“I don’t know what happened,” he said. “I just know everything is different. Everything’s different and it’s not ever going to be the same.”
© 2011 Amy Ellis Nutt
An Accidental Artist and the Scientific Search for the Soul
Shadows Bright as Glass
An Accidental Artist and the Scientific Search for the Soul
After months of seeking treatment to no avail, in desperation Sarkin resorted to radical deep-brain surgery, which seemed to go well until during recovery his brain began to bleed and he suffered a major stroke. When he awoke, he was a different man. Before the stroke, he was a calm, disciplined chiropractor, a happily married husband and father of a newborn son. Now he was transformed into a volatile and wildly exuberant obsessive, seized by a manic desire to create art, devoting virtually all his waking hours to furiously drawing, painting, and writing poems and letters to himself, strangely detached from his wife and child, and unable to return to his normal working life. His sense of self had been shattered, his intellect intact but his way of being drastically altered. His art became a relentless quest for the right words and pictures to unlock the secrets of how to live this strange new life. And what was even stranger was that he remembered his former self.

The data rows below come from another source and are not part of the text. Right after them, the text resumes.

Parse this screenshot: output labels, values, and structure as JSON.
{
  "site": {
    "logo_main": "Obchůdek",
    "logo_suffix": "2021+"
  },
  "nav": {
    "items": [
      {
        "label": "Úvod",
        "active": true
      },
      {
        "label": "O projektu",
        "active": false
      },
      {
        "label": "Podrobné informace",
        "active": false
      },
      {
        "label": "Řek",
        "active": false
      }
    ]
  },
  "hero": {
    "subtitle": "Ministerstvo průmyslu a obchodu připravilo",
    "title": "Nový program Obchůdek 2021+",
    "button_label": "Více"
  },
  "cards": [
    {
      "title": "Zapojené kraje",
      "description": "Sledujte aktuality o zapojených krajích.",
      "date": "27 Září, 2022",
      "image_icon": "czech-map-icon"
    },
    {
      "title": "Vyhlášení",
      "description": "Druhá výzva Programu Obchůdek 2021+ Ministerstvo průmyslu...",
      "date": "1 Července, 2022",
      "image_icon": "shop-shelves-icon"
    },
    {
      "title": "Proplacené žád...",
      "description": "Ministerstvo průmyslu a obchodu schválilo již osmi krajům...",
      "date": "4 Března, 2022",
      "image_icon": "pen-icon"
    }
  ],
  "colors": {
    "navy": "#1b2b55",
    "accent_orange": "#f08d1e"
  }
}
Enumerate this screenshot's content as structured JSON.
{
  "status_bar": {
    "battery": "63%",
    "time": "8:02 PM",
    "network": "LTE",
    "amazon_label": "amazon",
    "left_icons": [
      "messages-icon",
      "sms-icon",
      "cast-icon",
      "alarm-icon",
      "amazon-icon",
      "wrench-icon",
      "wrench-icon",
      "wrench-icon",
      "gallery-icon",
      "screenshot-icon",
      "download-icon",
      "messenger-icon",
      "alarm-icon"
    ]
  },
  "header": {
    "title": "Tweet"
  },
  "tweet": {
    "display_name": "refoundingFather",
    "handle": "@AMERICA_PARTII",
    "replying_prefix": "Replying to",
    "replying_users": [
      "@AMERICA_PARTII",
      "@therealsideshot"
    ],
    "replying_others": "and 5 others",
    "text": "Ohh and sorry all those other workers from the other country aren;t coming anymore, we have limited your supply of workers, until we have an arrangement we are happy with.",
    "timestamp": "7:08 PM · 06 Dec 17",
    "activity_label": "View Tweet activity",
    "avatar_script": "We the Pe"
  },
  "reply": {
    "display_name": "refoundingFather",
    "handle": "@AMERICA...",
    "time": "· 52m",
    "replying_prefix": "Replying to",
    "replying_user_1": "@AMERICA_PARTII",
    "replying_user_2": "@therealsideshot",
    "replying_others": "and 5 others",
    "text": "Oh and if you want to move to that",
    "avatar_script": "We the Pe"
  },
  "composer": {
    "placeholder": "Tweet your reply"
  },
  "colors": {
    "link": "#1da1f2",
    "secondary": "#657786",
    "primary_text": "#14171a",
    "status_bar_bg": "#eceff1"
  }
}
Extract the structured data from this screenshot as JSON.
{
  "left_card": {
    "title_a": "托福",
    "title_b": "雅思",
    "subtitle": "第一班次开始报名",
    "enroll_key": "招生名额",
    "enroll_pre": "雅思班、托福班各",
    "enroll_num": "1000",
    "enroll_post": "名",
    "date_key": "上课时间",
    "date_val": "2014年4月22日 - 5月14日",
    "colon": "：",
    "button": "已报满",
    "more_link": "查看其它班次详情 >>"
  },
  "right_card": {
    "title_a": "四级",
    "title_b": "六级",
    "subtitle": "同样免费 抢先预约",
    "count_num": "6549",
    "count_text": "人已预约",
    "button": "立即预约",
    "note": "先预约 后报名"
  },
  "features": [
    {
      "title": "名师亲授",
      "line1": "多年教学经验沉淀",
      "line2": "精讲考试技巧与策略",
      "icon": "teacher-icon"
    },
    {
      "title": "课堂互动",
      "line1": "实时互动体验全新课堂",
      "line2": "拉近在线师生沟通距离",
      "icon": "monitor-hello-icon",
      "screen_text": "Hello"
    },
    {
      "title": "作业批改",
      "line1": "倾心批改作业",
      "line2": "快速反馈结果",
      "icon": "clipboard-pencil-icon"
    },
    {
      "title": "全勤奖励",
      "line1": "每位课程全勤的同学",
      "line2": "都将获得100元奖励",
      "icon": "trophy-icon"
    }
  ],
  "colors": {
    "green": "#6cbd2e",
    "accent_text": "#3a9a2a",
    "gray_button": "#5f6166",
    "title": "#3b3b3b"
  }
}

In a beautifully crafted narrative, award-winning journalist and Pulitzer Prize finalist Amy Ellis Nutt interweaves Sarkin’s remarkable story with a fascinating tour of the history of and latest findings in neuroscience and evolution that illuminate how the brain produces, from its web of billions of neurons and chaos of liquid electrical pulses, the richness of human experience that makes us who we are. Nutt brings vividly to life pivotal moments of discovery in neuroscience, from the shocking “rebirth” of a young girl hanged in 1650 to the first autopsy of an autistic savant’s brain, and the extraordinary true stories of people whose personalities and cognitive abilities were dramatically altered by brain trauma, often in shocking ways.
Probing recent revelations about the workings of creativity in the brain and the role of art in the evolution of human intelligence, she reveals how Jon Sarkin’s obsessive need to create mirrors the earliest function of art in the brain. Introducing major findings about how our sense of self transcends the bounds of our own bodies, she explores how it is that the brain generates an individual “self” and how, if damage to our brains can so alter who we are, we can nonetheless be said to have a soul.
For Jon Sarkin, with his personality and sense of self permanently altered, making art became his bridge back to life, a means of reassembling from the shards of his former self a new man who could rejoin his family and fashion a viable life. He is now an acclaimed artist who exhibits at some of the country’s most prestigious venues, as well as a devoted husband to his wife, Kim, and father to their three children. At once wrenching and inspiring, this is a story of the remarkable human capacity to overcome the most daunting obstacles and of the extraordinary workings of the human mind.